Initial response has been phenomenal and there are now 177 shops live on the site. Averaging a staggering 10,000 hits per day after just a few short weeks – that’s around 2% of the population – this is surely a clear indication that Luxembourg is more than ready to embrace its creative potential. The couple have plans to add a directory of sorts to the site, covering local events, markets and happenings related to everything handmade and second-hand. There is talk of organising meet-ups and events, and even promotional videos and potentially a catalogue to help promote the work of the creators using the site. Networking and collaboration is key, and they aim to foster and encourage relationships to facilitate these ideas. But above all they hope to inspire others to do the same, to get involved, take up a craft or just explore the idea of buying local and handmade.
Above: a selection of some of the handmade creations available via the site.
In person, their warmth and empathy is infectious but it’s their own connection that is so endearing – they have the air of true soul mates – and where Mina has the more gregarious and bubbly nature, Thierry’s gentle, but deadpan humour makes for quite a giggle too. For Mina, it’s a happy life that is a long way from war-torn Iran, the country in which she was born, but was forced to flee with her parents at just 5 months of age during the revolution of 1980. Her parents, peaceful followers of a religion that celebrates tolerance and unity across all religions, became targets, and were persecuted.
Her father had already gone ahead to Luxembourg to arrange everything for their impending exile, but the situation worsened and her Mother was then forced to flea suddenly, carrying baby Mina in a handbag, alongside her two brothers, aged just 5 and 7, and a single suitcase containing everything she could carry. From there they endured a three-day journey on a bus from Tehran to Istanbul, before flying to Italy where she was able to stay for two weeks while they arranged for the four of them to come to Luxembourg “She had to leave by bus because Iraq invaded and the airports were all closed. That’s exactly the start of the Iran/Iraq war, which lasted 8 years. So when I think of myself here, and that I could have lived 8 years there, all the things I owe to them right now because they left, really, everything behind”.
“I really do believe that it is through talking, through getting to know people that you let go of prejudice. You let go of all these things that stops us from being together, and just living”
It’s quite a story and while there is a somewhat happy ending – her parents settled and have done very well here in Luxembourg and the children have grown and are now pursing successful careers themselves – Mina admits that, for her parents, there remains a sense of longing “they went through a lot, for a religion that actually promotes that we should live in peace.

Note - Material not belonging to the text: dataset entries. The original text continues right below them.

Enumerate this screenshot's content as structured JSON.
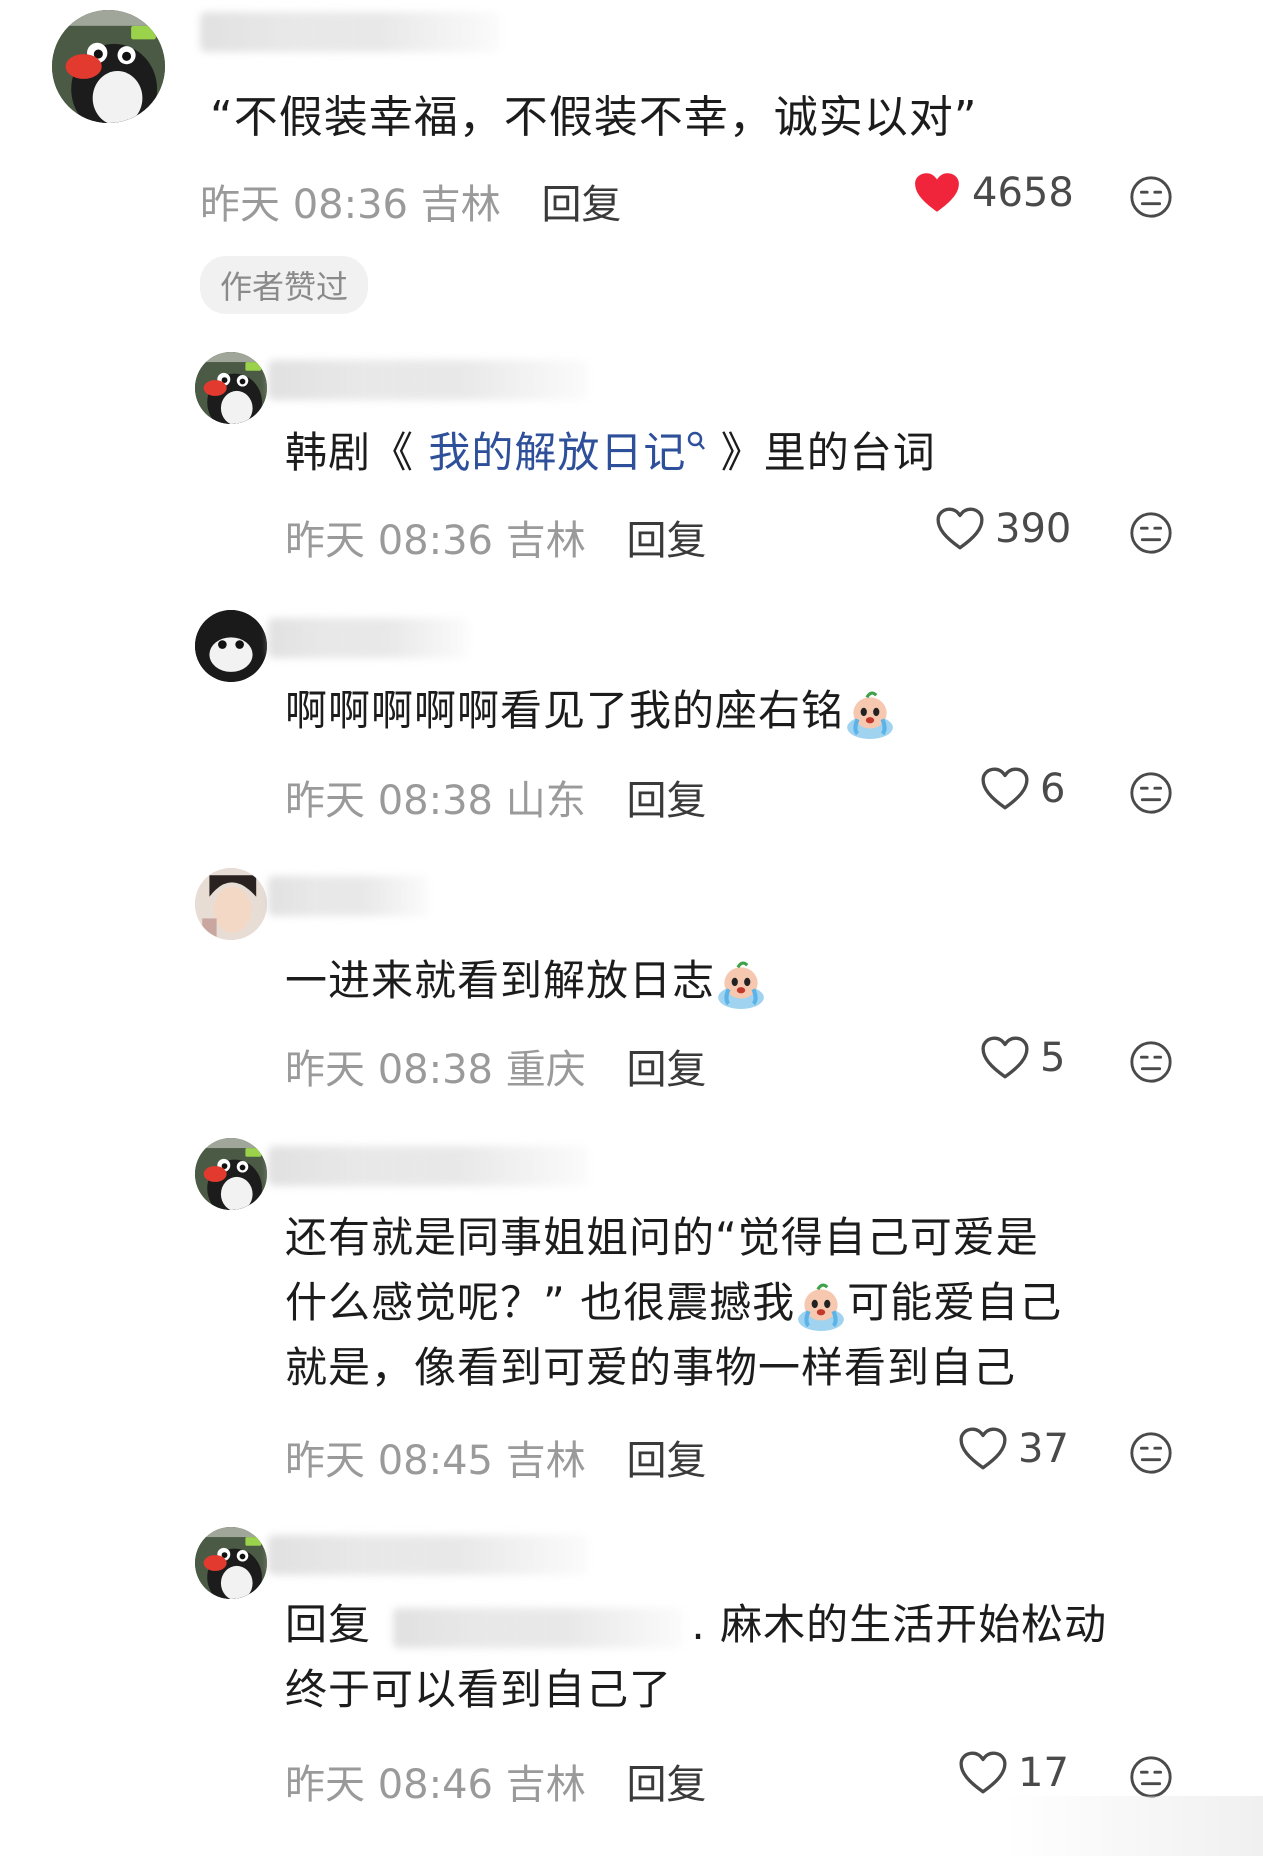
{
  "comments": [
    {
      "text": "“不假装幸福，不假装不幸，诚实以对”",
      "time": "昨天 08:36",
      "location": "吉林",
      "reply_label": "回复",
      "likes": "4658",
      "liked": true,
      "badge": "作者赞过"
    },
    {
      "text_before": "韩剧《 ",
      "link": "我的解放日记",
      "text_after": " 》里的台词",
      "time": "昨天 08:36",
      "location": "吉林",
      "reply_label": "回复",
      "likes": "390"
    },
    {
      "text": "啊啊啊啊啊看见了我的座右铭",
      "time": "昨天 08:38",
      "location": "山东",
      "reply_label": "回复",
      "likes": "6"
    },
    {
      "text": "一进来就看到解放日志",
      "time": "昨天 08:38",
      "location": "重庆",
      "reply_label": "回复",
      "likes": "5"
    },
    {
      "line1": "还有就是同事姐姐问的“觉得自己可爱是",
      "line2a": "什么感觉呢？” 也很震撼我",
      "line2b": "可能爱自己",
      "line3": "就是，像看到可爱的事物一样看到自己",
      "time": "昨天 08:45",
      "location": "吉林",
      "reply_label": "回复",
      "likes": "37"
    },
    {
      "prefix": "回复",
      "line1": ". 麻木的生活开始松动",
      "line2": "终于可以看到自己了",
      "time": "昨天 08:46",
      "location": "吉林",
      "reply_label": "回复",
      "likes": "17"
    }
  ],
  "colors": {
    "heart_liked": "#f0243b",
    "icon_gray": "#4a4a4a",
    "link": "#2e4f9a",
    "meta": "#9a9a9a"
  },
  "icons": [
    "heart-icon",
    "dislike-face-icon",
    "crying-emoji-icon",
    "link-search-icon"
  ]
}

So it is a very contradictory thing. I’m just thankful that we could end up here in a safe country where they could very easily find a job again”.
Whether it’s hardwired into her genetics, or a conscious need to give back, it’s clear Mina is driven by an infectious positivity to make the world a better place “I really do believe that it is through talking, through getting to know people that you let go of prejudice. You let go of all these things that stops us from being together, and just living”. Together with Thierry, and their creative vision for Yourshop taking off on home turf, it’s sure to be a case of mission: accomplished.
For more information visit yourshop.lu
Original Article here: http://yourlivingcity.com/luxembourg/style-in-the-city/shopping/creative-focus-yourshop-lu/